Do you ever feel like Facebook advertisers know you? Well, they might. Roderick Russell is a professional sword swallower. Ironically, Roderick Russell also has trouble swallowing pills. The ad below popped up as Roderick Russell scrolled through his Facebook page.
Russell assumed that advertisements were just becoming more targeted. Over time, he also realized that they were increasing in specificity and number. He began to feel paranoid and violated, a feeling that most Facebook users have experienced at some level. The difference is that Russell’s advertisements were delicately placed on his page by his roommate Brian Swichkow, a professional marketer. Brian utilized Facebook’s “Custom Audiences” ad targeting tool to place personalized ads on his roommate’s feed, partially as a prank, but partially as a study of social media marketing.
Facebook describes its Custom Audiences tool as “an ad targeting option that lets advertisers find their existing audiences among people who are on Facebook.” Already one of the most powerful and effective advertising platforms, Facebook decided to make its advertising opportunities even more powerful. The tool allows patrons to target specific users through e-mail identification, phone number, or Facebook identification. This can be an extremely beneficial tool for marketers, but what about the privacy of Facebook users? Is this mode of advertising too intrusive?
Coincidentally, the chapter that I just read for my Ethics and Communication dealt with targeting in advertising and marketing. Specifically, I remember an example that addressed unethical targeting. Orbitz used information that they collected with cookies to determine whether targets were using PCs or Macs. Based on this information, the targets would be presented with higher ticket prices, if they were Mac users or lower ticket prices if they used PCs. This, to me, is extremely unethical.
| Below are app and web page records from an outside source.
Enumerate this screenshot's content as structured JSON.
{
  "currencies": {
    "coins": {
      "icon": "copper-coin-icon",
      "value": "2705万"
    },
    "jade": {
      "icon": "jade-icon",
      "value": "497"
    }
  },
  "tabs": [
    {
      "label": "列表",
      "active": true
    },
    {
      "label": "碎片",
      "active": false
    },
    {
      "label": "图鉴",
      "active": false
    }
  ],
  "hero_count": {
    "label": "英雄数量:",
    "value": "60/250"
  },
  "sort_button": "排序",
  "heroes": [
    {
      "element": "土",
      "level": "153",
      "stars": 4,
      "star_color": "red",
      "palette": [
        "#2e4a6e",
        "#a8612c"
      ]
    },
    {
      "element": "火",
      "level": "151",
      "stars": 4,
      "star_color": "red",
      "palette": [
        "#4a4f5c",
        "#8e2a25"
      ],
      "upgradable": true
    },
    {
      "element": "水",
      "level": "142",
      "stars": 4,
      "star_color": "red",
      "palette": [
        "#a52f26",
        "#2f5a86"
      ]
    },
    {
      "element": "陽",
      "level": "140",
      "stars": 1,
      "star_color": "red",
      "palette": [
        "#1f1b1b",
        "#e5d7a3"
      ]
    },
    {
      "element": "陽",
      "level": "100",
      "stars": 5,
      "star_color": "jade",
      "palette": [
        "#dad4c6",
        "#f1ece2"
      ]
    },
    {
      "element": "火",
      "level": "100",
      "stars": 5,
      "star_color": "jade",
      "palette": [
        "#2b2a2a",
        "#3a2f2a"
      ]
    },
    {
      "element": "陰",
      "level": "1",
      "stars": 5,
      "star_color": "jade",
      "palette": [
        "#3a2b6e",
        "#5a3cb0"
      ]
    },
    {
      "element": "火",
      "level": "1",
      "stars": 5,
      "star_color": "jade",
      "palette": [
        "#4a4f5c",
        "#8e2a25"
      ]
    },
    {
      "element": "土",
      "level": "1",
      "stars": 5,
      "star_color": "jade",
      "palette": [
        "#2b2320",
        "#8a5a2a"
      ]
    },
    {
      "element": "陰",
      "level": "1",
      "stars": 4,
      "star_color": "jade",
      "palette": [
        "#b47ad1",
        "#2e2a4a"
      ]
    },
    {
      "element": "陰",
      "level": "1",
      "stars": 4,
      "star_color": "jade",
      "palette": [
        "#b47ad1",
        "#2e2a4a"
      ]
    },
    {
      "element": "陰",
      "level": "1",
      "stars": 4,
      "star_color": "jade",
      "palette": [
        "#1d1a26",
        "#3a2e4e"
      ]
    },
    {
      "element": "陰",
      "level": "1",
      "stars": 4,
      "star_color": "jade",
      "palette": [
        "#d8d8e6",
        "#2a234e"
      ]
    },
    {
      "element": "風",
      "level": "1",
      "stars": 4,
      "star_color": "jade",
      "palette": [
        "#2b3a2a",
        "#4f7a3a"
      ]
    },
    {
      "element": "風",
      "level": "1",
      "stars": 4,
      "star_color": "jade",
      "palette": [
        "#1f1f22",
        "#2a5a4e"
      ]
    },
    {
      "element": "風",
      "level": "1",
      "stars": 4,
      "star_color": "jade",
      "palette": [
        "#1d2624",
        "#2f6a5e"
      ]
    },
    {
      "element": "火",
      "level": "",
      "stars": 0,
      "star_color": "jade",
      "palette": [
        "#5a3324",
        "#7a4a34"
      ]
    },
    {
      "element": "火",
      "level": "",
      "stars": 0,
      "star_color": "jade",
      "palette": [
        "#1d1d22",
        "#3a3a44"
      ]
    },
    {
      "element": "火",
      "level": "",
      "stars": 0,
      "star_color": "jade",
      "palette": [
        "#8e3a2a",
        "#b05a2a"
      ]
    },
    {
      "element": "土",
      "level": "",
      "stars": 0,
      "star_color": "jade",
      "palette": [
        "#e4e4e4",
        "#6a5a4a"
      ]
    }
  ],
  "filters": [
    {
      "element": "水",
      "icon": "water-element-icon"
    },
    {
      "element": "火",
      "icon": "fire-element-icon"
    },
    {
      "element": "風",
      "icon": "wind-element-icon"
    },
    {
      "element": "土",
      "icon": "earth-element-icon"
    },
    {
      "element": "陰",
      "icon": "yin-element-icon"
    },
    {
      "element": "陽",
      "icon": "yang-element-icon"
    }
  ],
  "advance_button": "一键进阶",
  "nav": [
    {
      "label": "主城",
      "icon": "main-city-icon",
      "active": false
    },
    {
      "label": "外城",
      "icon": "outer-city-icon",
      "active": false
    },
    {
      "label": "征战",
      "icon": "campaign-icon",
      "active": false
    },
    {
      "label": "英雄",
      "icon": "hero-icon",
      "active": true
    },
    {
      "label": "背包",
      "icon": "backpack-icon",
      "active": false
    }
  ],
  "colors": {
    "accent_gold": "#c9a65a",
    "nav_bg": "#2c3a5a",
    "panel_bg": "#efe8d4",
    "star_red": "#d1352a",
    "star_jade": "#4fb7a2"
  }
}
Though Custom Audiences is not yet a large problem, it is giving anybody the freedom to partake in this kind of advertising. Marketers (or roommates) can easily prey on Facebook users’ vulnerabilities. The power to manipulate via target advertising has now been spread to anyone that has the Internet, Facebook, and some extra cash. According to the “TARES” test, persuasive messaging should be truthful, authentic, respectful, equitable, and socially responsible. Custom Audiences has opened up a playing field where this test likely won’t be passed, and marketers have free reign of what they tell Facebook users. Advertising has become highly customizable and, therefore, highly powerful. It’s getting personal.